**REQUIREMENT**
Everything in the listing below except the pictures should be reproduced exactly.

•••

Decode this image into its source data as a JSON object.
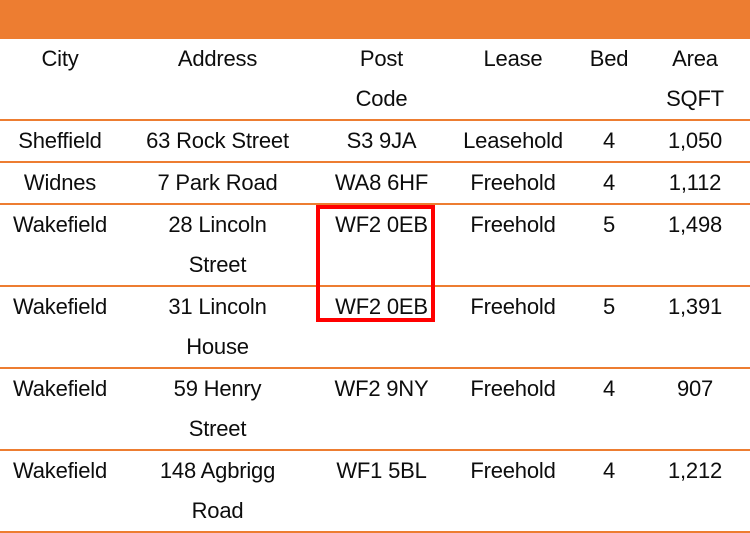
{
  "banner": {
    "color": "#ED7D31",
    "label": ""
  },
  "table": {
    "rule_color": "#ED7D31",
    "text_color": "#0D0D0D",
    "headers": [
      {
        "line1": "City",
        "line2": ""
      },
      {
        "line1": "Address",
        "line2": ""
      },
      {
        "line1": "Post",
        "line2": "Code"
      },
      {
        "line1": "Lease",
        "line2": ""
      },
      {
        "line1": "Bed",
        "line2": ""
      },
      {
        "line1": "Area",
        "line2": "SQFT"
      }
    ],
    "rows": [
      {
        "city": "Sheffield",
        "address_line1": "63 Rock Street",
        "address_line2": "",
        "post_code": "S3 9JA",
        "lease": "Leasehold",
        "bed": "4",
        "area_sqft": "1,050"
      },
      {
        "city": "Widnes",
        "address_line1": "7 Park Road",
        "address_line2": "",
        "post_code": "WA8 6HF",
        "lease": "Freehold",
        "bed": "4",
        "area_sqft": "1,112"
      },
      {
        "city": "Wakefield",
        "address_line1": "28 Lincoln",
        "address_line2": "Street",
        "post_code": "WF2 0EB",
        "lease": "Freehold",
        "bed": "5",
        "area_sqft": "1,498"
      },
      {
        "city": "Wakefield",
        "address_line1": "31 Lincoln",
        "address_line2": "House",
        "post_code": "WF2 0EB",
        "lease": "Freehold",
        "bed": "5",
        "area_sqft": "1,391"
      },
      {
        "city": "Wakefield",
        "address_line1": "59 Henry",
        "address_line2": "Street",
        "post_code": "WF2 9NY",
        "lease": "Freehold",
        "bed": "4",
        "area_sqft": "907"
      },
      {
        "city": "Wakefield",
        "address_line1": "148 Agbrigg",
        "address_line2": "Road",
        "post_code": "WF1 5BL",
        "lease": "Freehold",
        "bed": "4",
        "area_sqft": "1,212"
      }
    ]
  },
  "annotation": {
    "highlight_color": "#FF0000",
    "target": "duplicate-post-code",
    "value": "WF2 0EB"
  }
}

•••

**WRITTEN SOLUTION**
Decode this image into its source data as a JSON object.
{
  "banner": {
    "color": "#ED7D31",
    "label": ""
  },
  "table": {
    "rule_color": "#ED7D31",
    "text_color": "#0D0D0D",
    "headers": [
      {
        "line1": "City",
        "line2": ""
      },
      {
        "line1": "Address",
        "line2": ""
      },
      {
        "line1": "Post",
        "line2": "Code"
      },
      {
        "line1": "Lease",
        "line2": ""
      },
      {
        "line1": "Bed",
        "line2": ""
      },
      {
        "line1": "Area",
        "line2": "SQFT"
      }
    ],
    "rows": [
      {
        "city": "Sheffield",
        "address_line1": "63 Rock Street",
        "address_line2": "",
        "post_code": "S3 9JA",
        "lease": "Leasehold",
        "bed": "4",
        "area_sqft": "1,050"
      },
      {
        "city": "Widnes",
        "address_line1": "7 Park Road",
        "address_line2": "",
        "post_code": "WA8 6HF",
        "lease": "Freehold",
        "bed": "4",
        "area_sqft": "1,112"
      },
      {
        "city": "Wakefield",
        "address_line1": "28 Lincoln",
        "address_line2": "Street",
        "post_code": "WF2 0EB",
        "lease": "Freehold",
        "bed": "5",
        "area_sqft": "1,498"
      },
      {
        "city": "Wakefield",
        "address_line1": "31 Lincoln",
        "address_line2": "House",
        "post_code": "WF2 0EB",
        "lease": "Freehold",
        "bed": "5",
        "area_sqft": "1,391"
      },
      {
        "city": "Wakefield",
        "address_line1": "59 Henry",
        "address_line2": "Street",
        "post_code": "WF2 9NY",
        "lease": "Freehold",
        "bed": "4",
        "area_sqft": "907"
      },
      {
        "city": "Wakefield",
        "address_line1": "148 Agbrigg",
        "address_line2": "Road",
        "post_code": "WF1 5BL",
        "lease": "Freehold",
        "bed": "4",
        "area_sqft": "1,212"
      }
    ]
  },
  "annotation": {
    "highlight_color": "#FF0000",
    "target": "duplicate-post-code",
    "value": "WF2 0EB"
  }
}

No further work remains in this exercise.